### WORK REQUIRED
Check each line of the data, and copy those where "chips" appears.

### RECORDS SUPPLIED
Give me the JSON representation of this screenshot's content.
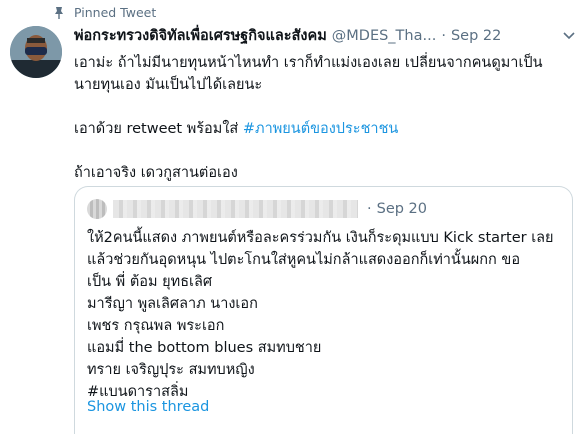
{
  "pinned": {
    "label": "Pinned Tweet"
  },
  "tweet": {
    "display_name": "พ่อกระทรวงดิจิทัลเพื่อเศรษฐกิจและสังคม",
    "handle": "@MDES_Tha...",
    "separator": "·",
    "date": "Sep 22",
    "lines": [
      "เอาม่ะ ถ้าไม่มีนายทุนหน้าไหนทำ เราก็ทำแม่งเองเลย เปลี่ยนจากคนดูมาเป็น",
      "นายทุนเอง มันเป็นไปได้เลยนะ"
    ],
    "retweet_prefix": "เอาด้วย retweet พร้อมใส่ ",
    "hashtag": "#ภาพยนต์ของประชาชน",
    "closing": "ถ้าเอาจริง เดวกูสานต่อเอง"
  },
  "quote": {
    "separator": "·",
    "date": "Sep 20",
    "lines": [
      "ให้2คนนี้แสดง ภาพยนต์หรือละครร่วมกัน เงินก็ระดุมแบบ Kick starter เลย",
      "แล้วช่วยกันอุดหนุน ไปตะโกนใส่หูคนไม่กล้าแสดงออกก็เท่านั้นผกก ขอ",
      "เป็น พี่ ต้อม ยุทธเลิศ",
      "มารีญา พูลเลิศลาภ นางเอก",
      "เพชร กรุณพล  พระเอก",
      "แอมมี่ the bottom blues สมทบชาย",
      "ทราย เจริญปุระ สมทบหญิง",
      " #แบนดาราสลิ่ม"
    ],
    "show_thread": "Show this thread"
  }
}
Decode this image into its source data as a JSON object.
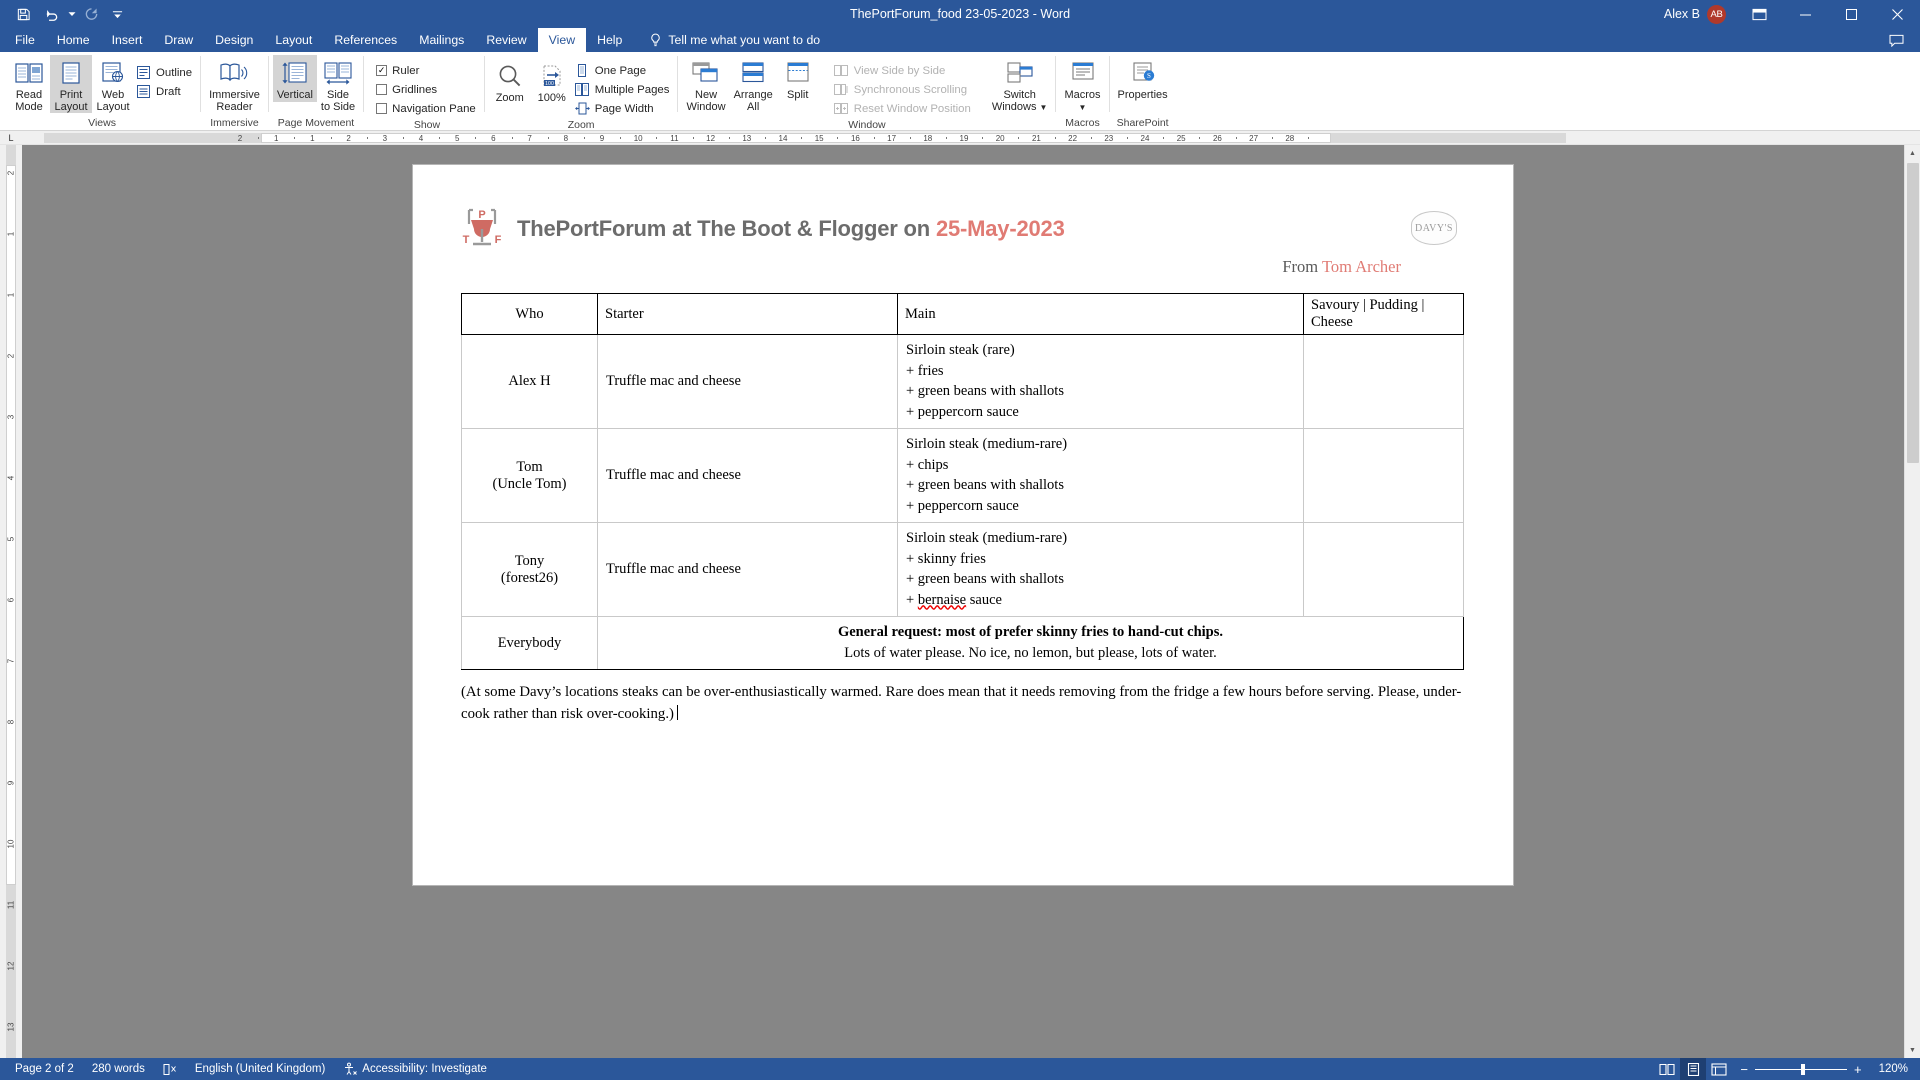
{
  "titlebar": {
    "document_name": "ThePortForum_food 23-05-2023",
    "separator": "-",
    "app_name": "Word",
    "quick_access": [
      {
        "name": "save",
        "icon": "save-icon"
      },
      {
        "name": "undo",
        "icon": "undo-icon"
      },
      {
        "name": "redo",
        "icon": "redo-icon"
      },
      {
        "name": "customize",
        "icon": "chevron-down-icon"
      }
    ],
    "account_name": "Alex B",
    "avatar_initials": "AB",
    "ribbon_display_icon": "ribbon-display-options-icon",
    "minimize": "–",
    "maximize": "☐",
    "close": "✕",
    "comments_icon": "comments-icon"
  },
  "tabs": [
    {
      "label": "File",
      "active": false
    },
    {
      "label": "Home",
      "active": false
    },
    {
      "label": "Insert",
      "active": false
    },
    {
      "label": "Draw",
      "active": false
    },
    {
      "label": "Design",
      "active": false
    },
    {
      "label": "Layout",
      "active": false
    },
    {
      "label": "References",
      "active": false
    },
    {
      "label": "Mailings",
      "active": false
    },
    {
      "label": "Review",
      "active": false
    },
    {
      "label": "View",
      "active": true
    },
    {
      "label": "Help",
      "active": false
    }
  ],
  "tellme": {
    "icon": "lightbulb-icon",
    "text": "Tell me what you want to do"
  },
  "ribbon": {
    "groups": [
      {
        "label": "Views",
        "buttons": [
          {
            "name": "read-mode",
            "line1": "Read",
            "line2": "Mode",
            "selected": false
          },
          {
            "name": "print-layout",
            "line1": "Print",
            "line2": "Layout",
            "selected": true
          },
          {
            "name": "web-layout",
            "line1": "Web",
            "line2": "Layout",
            "selected": false
          }
        ],
        "checks": [
          {
            "name": "outline",
            "label": "Outline"
          },
          {
            "name": "draft",
            "label": "Draft"
          }
        ]
      },
      {
        "label": "Immersive",
        "buttons": [
          {
            "name": "immersive-reader",
            "line1": "Immersive",
            "line2": "Reader",
            "selected": false
          }
        ]
      },
      {
        "label": "Page Movement",
        "buttons": [
          {
            "name": "vertical",
            "line1": "Vertical",
            "line2": "",
            "selected": true
          },
          {
            "name": "side-to-side",
            "line1": "Side",
            "line2": "to Side",
            "selected": false
          }
        ]
      },
      {
        "label": "Show",
        "checkboxes": [
          {
            "name": "ruler",
            "label": "Ruler",
            "checked": true
          },
          {
            "name": "gridlines",
            "label": "Gridlines",
            "checked": false
          },
          {
            "name": "navigation-pane",
            "label": "Navigation Pane",
            "checked": false
          }
        ]
      },
      {
        "label": "Zoom",
        "buttons": [
          {
            "name": "zoom",
            "line1": "Zoom",
            "line2": "",
            "selected": false
          },
          {
            "name": "zoom-100",
            "line1": "100%",
            "line2": "",
            "selected": false
          }
        ],
        "items": [
          {
            "name": "one-page",
            "label": "One Page"
          },
          {
            "name": "multiple-pages",
            "label": "Multiple Pages"
          },
          {
            "name": "page-width",
            "label": "Page Width"
          }
        ]
      },
      {
        "label": "Window",
        "buttons": [
          {
            "name": "new-window",
            "line1": "New",
            "line2": "Window",
            "selected": false
          },
          {
            "name": "arrange-all",
            "line1": "Arrange",
            "line2": "All",
            "selected": false
          },
          {
            "name": "split",
            "line1": "Split",
            "line2": "",
            "selected": false
          }
        ],
        "items": [
          {
            "name": "view-side-by-side",
            "label": "View Side by Side",
            "disabled": true
          },
          {
            "name": "synchronous-scrolling",
            "label": "Synchronous Scrolling",
            "disabled": true
          },
          {
            "name": "reset-window-position",
            "label": "Reset Window Position",
            "disabled": true
          }
        ],
        "buttons2": [
          {
            "name": "switch-windows",
            "line1": "Switch",
            "line2": "Windows",
            "selected": false
          }
        ]
      },
      {
        "label": "Macros",
        "buttons": [
          {
            "name": "macros",
            "line1": "Macros",
            "line2": "",
            "selected": false
          }
        ]
      },
      {
        "label": "SharePoint",
        "buttons": [
          {
            "name": "properties",
            "line1": "Properties",
            "line2": "",
            "selected": false
          }
        ]
      }
    ]
  },
  "ruler": {
    "corner_label": "L",
    "h_ticks": [
      "2",
      "1",
      "1",
      "2",
      "3",
      "4",
      "5",
      "6",
      "7",
      "8",
      "9",
      "10",
      "11",
      "12",
      "13",
      "14",
      "15",
      "16",
      "17",
      "18",
      "19",
      "20",
      "21",
      "22",
      "23",
      "24",
      "25",
      "26",
      "27",
      "28"
    ],
    "v_ticks": [
      "2",
      "1",
      "1",
      "2",
      "3",
      "4",
      "5",
      "6",
      "7",
      "8",
      "9",
      "10",
      "11",
      "12",
      "13"
    ]
  },
  "document": {
    "title_main": "ThePortForum at The Boot & Flogger on ",
    "title_date": "25-May-2023",
    "from_prefix": "From ",
    "from_name": "Tom Archer",
    "logo_letters": {
      "p": "P",
      "t": "T",
      "f": "F"
    },
    "brand_badge": "DAVY'S",
    "accent_color": "#e07b74",
    "title_color": "#6c6c6c",
    "table": {
      "headers": [
        "Who",
        "Starter",
        "Main",
        "Savoury | Pudding | Cheese"
      ],
      "rows": [
        {
          "who_line1": "Alex H",
          "who_line2": "",
          "starter": "Truffle mac and cheese",
          "main": [
            "Sirloin steak (rare)",
            "+ fries",
            "+ green beans with shallots",
            "+ peppercorn sauce"
          ],
          "end": ""
        },
        {
          "who_line1": "Tom",
          "who_line2": "(Uncle Tom)",
          "starter": "Truffle mac and cheese",
          "main": [
            "Sirloin steak (medium-rare)",
            "+ chips",
            "+ green beans with shallots",
            "+ peppercorn sauce"
          ],
          "end": ""
        },
        {
          "who_line1": "Tony",
          "who_line2": "(forest26)",
          "starter": "Truffle mac and cheese",
          "main": [
            "Sirloin steak (medium-rare)",
            "+ skinny fries",
            "+ green beans with shallots",
            "+ bernaise sauce"
          ],
          "main_misspelled_index": 3,
          "main_misspelled_word": "bernaise",
          "end": ""
        }
      ],
      "footer_row": {
        "who": "Everybody",
        "line1": "General request: most of prefer skinny fries to hand-cut chips.",
        "line2": "Lots of water please. No ice, no lemon, but please, lots of water."
      }
    },
    "footnote_line1": "(At some Davy’s locations steaks can be over-enthusiastically warmed. Rare does mean that it needs removing from the fridge a few hours before serving.",
    "footnote_line2": "Please, under-cook rather than risk over-cooking.)"
  },
  "status": {
    "page": "Page 2 of 2",
    "words": "280 words",
    "proofing_icon": "proofing-errors-icon",
    "language": "English (United Kingdom)",
    "accessibility_icon": "accessibility-icon",
    "accessibility": "Accessibility: Investigate",
    "view_buttons": [
      {
        "name": "read-mode-view",
        "icon": "read-mode-icon",
        "selected": false
      },
      {
        "name": "print-layout-view",
        "icon": "print-layout-icon",
        "selected": true
      },
      {
        "name": "web-layout-view",
        "icon": "web-layout-icon",
        "selected": false
      }
    ],
    "zoom_out": "−",
    "zoom_in": "+",
    "zoom_level": "120%"
  }
}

### SOLVED PROBLEM
            "+ chips",
        "line1": "General request: most of prefer skinny fries to hand-cut chips.",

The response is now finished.